Thailand's most sacred site. It is a complex of several impressive buildings and temples. A lot of it is closed off to the public (used in coronations and ceremonies) so there were few buildings we could actually enter. But it was a splendid sight to see. The buildings here are made of colored glass tiles, porcelain, and gold leaf. I love the intricate details and all the colors.

Wat Phra Kaew, the temple of the Emerald Buddha. It was small, but it was beautiful. It is actually carved in Jade and dates back to the 14th century. The robes of the Buddha are changed with the seasons by the King of Thailand, and as hot as it was, we were there during winter. We could only get pictures from the outside, so it's not very good. We sat in the temple and our tour guide taught us a little bit about the temple and religion. The walls surrounding the temple have paintings of the life of Buddha. We learned that as you kneel to Buddha, you bow 3 times. The first is acknowledging Buddha, the second acknowledging the teachings of Buddha, and third following the ways of Buddha. And yes, while sitting there, I pointed my feet to Buddha. Oops!

Loved the architecture!
Chakri Maha Prasat Throne Hall

Wat Arun

Our last day in Bangkok, we ran around the city on tuk-tuk's trying to see everything we wanted to even though nothing was near each other. This place was very serene. It was originally built as the entrance into the city and has served several different purposes since.

Wat Arun aka the temple of the dawn. It was amazing. It's covered in old Chinese porcelain from ancient ships. When the Emerald Buddha was recaptured from Laos, it was housed here until the late 1700's when it was moved to it's current location. This is our best picture of a monk, and Joe got it by accident. I love it! The city of Bangkok isn't as dirty as we thought it would be, but they are constantly cleaning the grounds of all the temples. They are all very well kept.

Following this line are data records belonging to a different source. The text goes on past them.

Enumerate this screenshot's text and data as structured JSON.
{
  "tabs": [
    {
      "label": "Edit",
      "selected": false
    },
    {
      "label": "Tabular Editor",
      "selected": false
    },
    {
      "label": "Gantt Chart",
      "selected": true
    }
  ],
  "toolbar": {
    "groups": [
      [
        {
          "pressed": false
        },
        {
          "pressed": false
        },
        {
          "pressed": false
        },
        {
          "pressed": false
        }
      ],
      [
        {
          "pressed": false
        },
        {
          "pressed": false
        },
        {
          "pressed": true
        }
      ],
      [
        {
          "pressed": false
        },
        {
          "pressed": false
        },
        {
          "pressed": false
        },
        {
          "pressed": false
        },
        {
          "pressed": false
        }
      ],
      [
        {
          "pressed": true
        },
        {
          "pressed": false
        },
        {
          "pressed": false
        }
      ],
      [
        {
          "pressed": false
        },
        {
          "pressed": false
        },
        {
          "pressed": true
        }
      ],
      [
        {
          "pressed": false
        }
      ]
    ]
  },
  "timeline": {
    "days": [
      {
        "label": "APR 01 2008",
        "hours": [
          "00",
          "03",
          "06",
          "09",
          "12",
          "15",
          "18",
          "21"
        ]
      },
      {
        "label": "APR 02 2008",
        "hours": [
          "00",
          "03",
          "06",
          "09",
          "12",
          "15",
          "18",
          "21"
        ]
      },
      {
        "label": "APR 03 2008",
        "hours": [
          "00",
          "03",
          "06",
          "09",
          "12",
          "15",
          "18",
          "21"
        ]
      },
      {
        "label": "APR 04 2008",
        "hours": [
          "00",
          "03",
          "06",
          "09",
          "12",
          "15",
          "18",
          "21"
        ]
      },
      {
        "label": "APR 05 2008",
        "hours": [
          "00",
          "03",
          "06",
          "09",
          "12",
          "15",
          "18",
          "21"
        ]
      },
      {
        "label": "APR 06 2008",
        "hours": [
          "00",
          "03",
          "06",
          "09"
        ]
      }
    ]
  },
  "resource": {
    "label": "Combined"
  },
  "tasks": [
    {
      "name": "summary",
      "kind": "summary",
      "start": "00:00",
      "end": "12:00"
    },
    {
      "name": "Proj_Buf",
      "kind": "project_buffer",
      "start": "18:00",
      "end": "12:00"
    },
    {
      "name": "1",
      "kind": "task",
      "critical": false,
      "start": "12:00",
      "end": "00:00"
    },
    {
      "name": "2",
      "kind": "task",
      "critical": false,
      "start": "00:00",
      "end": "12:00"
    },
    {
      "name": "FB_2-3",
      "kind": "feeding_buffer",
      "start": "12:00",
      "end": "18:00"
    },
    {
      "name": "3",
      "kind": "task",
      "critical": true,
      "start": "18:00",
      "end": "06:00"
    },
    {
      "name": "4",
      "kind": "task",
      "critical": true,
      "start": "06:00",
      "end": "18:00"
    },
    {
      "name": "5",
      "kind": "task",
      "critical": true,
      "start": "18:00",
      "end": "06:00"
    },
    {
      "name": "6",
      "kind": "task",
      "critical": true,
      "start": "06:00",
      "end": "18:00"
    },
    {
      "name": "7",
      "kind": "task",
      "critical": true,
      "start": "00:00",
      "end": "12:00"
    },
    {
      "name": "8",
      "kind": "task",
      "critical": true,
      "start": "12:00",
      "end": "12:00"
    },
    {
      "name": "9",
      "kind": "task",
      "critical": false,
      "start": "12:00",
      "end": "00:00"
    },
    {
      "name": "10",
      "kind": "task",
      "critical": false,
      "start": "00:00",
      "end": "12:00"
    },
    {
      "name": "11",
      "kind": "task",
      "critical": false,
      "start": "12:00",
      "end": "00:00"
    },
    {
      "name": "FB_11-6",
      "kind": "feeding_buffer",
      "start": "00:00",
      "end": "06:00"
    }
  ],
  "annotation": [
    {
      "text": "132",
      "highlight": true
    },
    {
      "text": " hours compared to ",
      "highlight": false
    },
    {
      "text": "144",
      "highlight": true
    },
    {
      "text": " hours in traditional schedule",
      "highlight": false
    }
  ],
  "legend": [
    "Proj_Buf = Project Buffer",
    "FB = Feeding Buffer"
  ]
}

Wat Arun has 3 different tiers, but we could only climb to the first. Well, I climbed half, I couldn't make it the rest of the way. It was a vertical climb. Joe went to the top of the first tier and got some good photos of the view. If only this Wat was open later, it would have some amazing night views of the Grand Palace and Wat Pho as it is only across the river.

Yet another stunning night shot. It's amazing how different it is, both equally as beautiful.




Stay tuned for Chiang Mai................